**Problem requirements**: Below are the records. List every line holding the word "TradingView".

________________________

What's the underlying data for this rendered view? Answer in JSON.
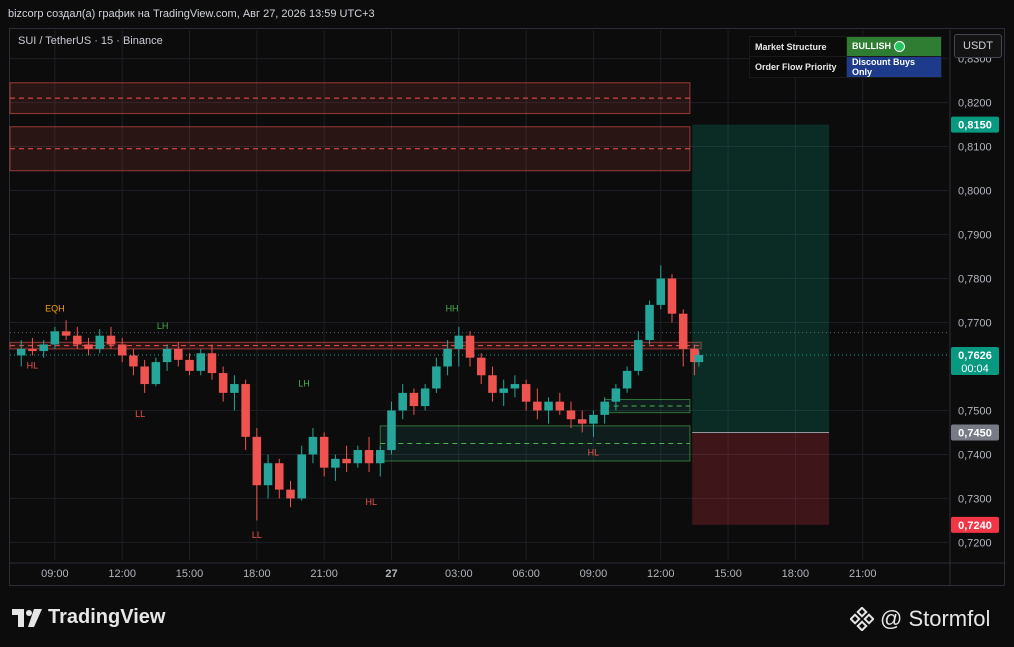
{
  "header": {
    "caption": "bizcorp создал(а) график на TradingView.com, Авг 27, 2026 13:59 UTC+3",
    "symbol": "SUI / TetherUS · 15 · Binance",
    "currency": "USDT"
  },
  "status_table": {
    "row1_label": "Market Structure",
    "row1_value": "BULLISH",
    "row2_label": "Order Flow Priority",
    "row2_value": "Discount Buys Only"
  },
  "footer": {
    "logo": "TradingView",
    "credit": "@ Stormfol"
  },
  "colors": {
    "up": "#26a69a",
    "down": "#ef5350",
    "bg": "#0c0c0c",
    "accent_green": "#22ab94",
    "accent_red": "#f23645"
  },
  "chart_data": {
    "type": "candlestick",
    "ylim": [
      0.716,
      0.8365
    ],
    "y_ticks": [
      "0,8300",
      "0,8200",
      "0,8100",
      "0,8000",
      "0,7900",
      "0,7800",
      "0,7700",
      "0,7500",
      "0,7400",
      "0,7300",
      "0,7200"
    ],
    "y_tick_values": [
      0.83,
      0.82,
      0.81,
      0.8,
      0.79,
      0.78,
      0.77,
      0.75,
      0.74,
      0.73,
      0.72
    ],
    "x_ticks": [
      "09:00",
      "12:00",
      "15:00",
      "18:00",
      "21:00",
      "27",
      "03:00",
      "06:00",
      "09:00",
      "12:00",
      "15:00",
      "18:00",
      "21:00"
    ],
    "x_tick_hours": [
      9,
      12,
      15,
      18,
      21,
      24,
      27,
      30,
      33,
      36,
      39,
      42,
      45
    ],
    "x_range_hours": [
      7.0,
      48.8
    ],
    "last_bar_hour": 37.7,
    "price_labels": [
      {
        "text": "0,8150",
        "value": 0.815,
        "color": "#089981"
      },
      {
        "text": "0,7626",
        "sub": "00:04",
        "value": 0.7626,
        "color": "#089981"
      },
      {
        "text": "0,7450",
        "value": 0.745,
        "color": "#787b86"
      },
      {
        "text": "0,7240",
        "value": 0.724,
        "color": "#f23645"
      }
    ],
    "position": {
      "entry": 0.745,
      "target": 0.815,
      "stop": 0.724,
      "start_hour": 37.4,
      "end_hour": 43.5
    },
    "structure_labels": [
      {
        "text": "EQH",
        "hour": 9.0,
        "value": 0.7725,
        "color": "#f59e0b"
      },
      {
        "text": "HL",
        "hour": 8.0,
        "value": 0.7595,
        "color": "#ef5350"
      },
      {
        "text": "LH",
        "hour": 13.8,
        "value": 0.7685,
        "color": "#4caf50"
      },
      {
        "text": "LL",
        "hour": 12.8,
        "value": 0.7485,
        "color": "#ef5350"
      },
      {
        "text": "LH",
        "hour": 20.1,
        "value": 0.7555,
        "color": "#4caf50"
      },
      {
        "text": "LL",
        "hour": 18.0,
        "value": 0.721,
        "color": "#ef5350"
      },
      {
        "text": "HL",
        "hour": 23.1,
        "value": 0.7285,
        "color": "#ef5350"
      },
      {
        "text": "HH",
        "hour": 26.7,
        "value": 0.7725,
        "color": "#4caf50"
      },
      {
        "text": "HL",
        "hour": 33.0,
        "value": 0.7398,
        "color": "#ef5350"
      }
    ],
    "zones": [
      {
        "y1": 0.8245,
        "y2": 0.8175,
        "h1": 7.0,
        "h2": 37.3,
        "color": "red"
      },
      {
        "y1": 0.8145,
        "y2": 0.8045,
        "h1": 7.0,
        "h2": 37.3,
        "color": "red"
      },
      {
        "y1": 0.7655,
        "y2": 0.764,
        "h1": 7.0,
        "h2": 37.8,
        "color": "red"
      },
      {
        "y1": 0.7465,
        "y2": 0.7385,
        "h1": 23.5,
        "h2": 37.3,
        "color": "green"
      },
      {
        "y1": 0.7525,
        "y2": 0.7495,
        "h1": 33.5,
        "h2": 37.3,
        "color": "green"
      }
    ],
    "candles": [
      [
        7.5,
        0.7625,
        0.766,
        0.76,
        0.764
      ],
      [
        8.0,
        0.764,
        0.7665,
        0.7625,
        0.7635
      ],
      [
        8.5,
        0.7635,
        0.766,
        0.762,
        0.765
      ],
      [
        9.0,
        0.765,
        0.769,
        0.764,
        0.768
      ],
      [
        9.5,
        0.768,
        0.7705,
        0.766,
        0.767
      ],
      [
        10.0,
        0.767,
        0.769,
        0.764,
        0.765
      ],
      [
        10.5,
        0.765,
        0.7665,
        0.7625,
        0.764
      ],
      [
        11.0,
        0.764,
        0.7685,
        0.763,
        0.767
      ],
      [
        11.5,
        0.767,
        0.769,
        0.764,
        0.765
      ],
      [
        12.0,
        0.765,
        0.7665,
        0.761,
        0.7625
      ],
      [
        12.5,
        0.7625,
        0.764,
        0.758,
        0.76
      ],
      [
        13.0,
        0.76,
        0.7615,
        0.754,
        0.756
      ],
      [
        13.5,
        0.756,
        0.762,
        0.7555,
        0.761
      ],
      [
        14.0,
        0.761,
        0.765,
        0.759,
        0.764
      ],
      [
        14.5,
        0.764,
        0.7655,
        0.76,
        0.7615
      ],
      [
        15.0,
        0.7615,
        0.763,
        0.758,
        0.759
      ],
      [
        15.5,
        0.759,
        0.764,
        0.758,
        0.763
      ],
      [
        16.0,
        0.763,
        0.765,
        0.757,
        0.7585
      ],
      [
        16.5,
        0.7585,
        0.76,
        0.752,
        0.754
      ],
      [
        17.0,
        0.754,
        0.758,
        0.75,
        0.756
      ],
      [
        17.5,
        0.756,
        0.757,
        0.741,
        0.744
      ],
      [
        18.0,
        0.744,
        0.746,
        0.725,
        0.733
      ],
      [
        18.5,
        0.733,
        0.74,
        0.73,
        0.738
      ],
      [
        19.0,
        0.738,
        0.739,
        0.73,
        0.732
      ],
      [
        19.5,
        0.732,
        0.734,
        0.728,
        0.73
      ],
      [
        20.0,
        0.73,
        0.742,
        0.7295,
        0.74
      ],
      [
        20.5,
        0.74,
        0.746,
        0.738,
        0.744
      ],
      [
        21.0,
        0.744,
        0.745,
        0.735,
        0.737
      ],
      [
        21.5,
        0.737,
        0.74,
        0.734,
        0.739
      ],
      [
        22.0,
        0.739,
        0.742,
        0.736,
        0.738
      ],
      [
        22.5,
        0.738,
        0.742,
        0.737,
        0.741
      ],
      [
        23.0,
        0.741,
        0.744,
        0.736,
        0.738
      ],
      [
        23.5,
        0.738,
        0.742,
        0.735,
        0.741
      ],
      [
        24.0,
        0.741,
        0.752,
        0.74,
        0.75
      ],
      [
        24.5,
        0.75,
        0.756,
        0.748,
        0.754
      ],
      [
        25.0,
        0.754,
        0.755,
        0.749,
        0.751
      ],
      [
        25.5,
        0.751,
        0.756,
        0.75,
        0.755
      ],
      [
        26.0,
        0.755,
        0.762,
        0.754,
        0.76
      ],
      [
        26.5,
        0.76,
        0.766,
        0.758,
        0.764
      ],
      [
        27.0,
        0.764,
        0.769,
        0.76,
        0.767
      ],
      [
        27.5,
        0.767,
        0.768,
        0.76,
        0.762
      ],
      [
        28.0,
        0.762,
        0.763,
        0.756,
        0.758
      ],
      [
        28.5,
        0.758,
        0.76,
        0.752,
        0.754
      ],
      [
        29.0,
        0.754,
        0.757,
        0.751,
        0.755
      ],
      [
        29.5,
        0.755,
        0.758,
        0.753,
        0.756
      ],
      [
        30.0,
        0.756,
        0.757,
        0.75,
        0.752
      ],
      [
        30.5,
        0.752,
        0.755,
        0.748,
        0.75
      ],
      [
        31.0,
        0.75,
        0.753,
        0.747,
        0.752
      ],
      [
        31.5,
        0.752,
        0.754,
        0.749,
        0.75
      ],
      [
        32.0,
        0.75,
        0.752,
        0.746,
        0.748
      ],
      [
        32.5,
        0.748,
        0.75,
        0.745,
        0.747
      ],
      [
        33.0,
        0.747,
        0.75,
        0.744,
        0.749
      ],
      [
        33.5,
        0.749,
        0.753,
        0.747,
        0.752
      ],
      [
        34.0,
        0.752,
        0.756,
        0.75,
        0.755
      ],
      [
        34.5,
        0.755,
        0.76,
        0.754,
        0.759
      ],
      [
        35.0,
        0.759,
        0.768,
        0.758,
        0.766
      ],
      [
        35.5,
        0.766,
        0.775,
        0.765,
        0.774
      ],
      [
        36.0,
        0.774,
        0.783,
        0.773,
        0.78
      ],
      [
        36.5,
        0.78,
        0.781,
        0.77,
        0.772
      ],
      [
        37.0,
        0.772,
        0.773,
        0.76,
        0.764
      ],
      [
        37.5,
        0.764,
        0.765,
        0.758,
        0.761
      ],
      [
        37.7,
        0.761,
        0.7635,
        0.76,
        0.7626
      ]
    ]
  }
}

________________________

**Task output**:
    "caption": "bizcorp создал(а) график на TradingView.com, Авг 27, 2026 13:59 UTC+3",
    "logo": "TradingView",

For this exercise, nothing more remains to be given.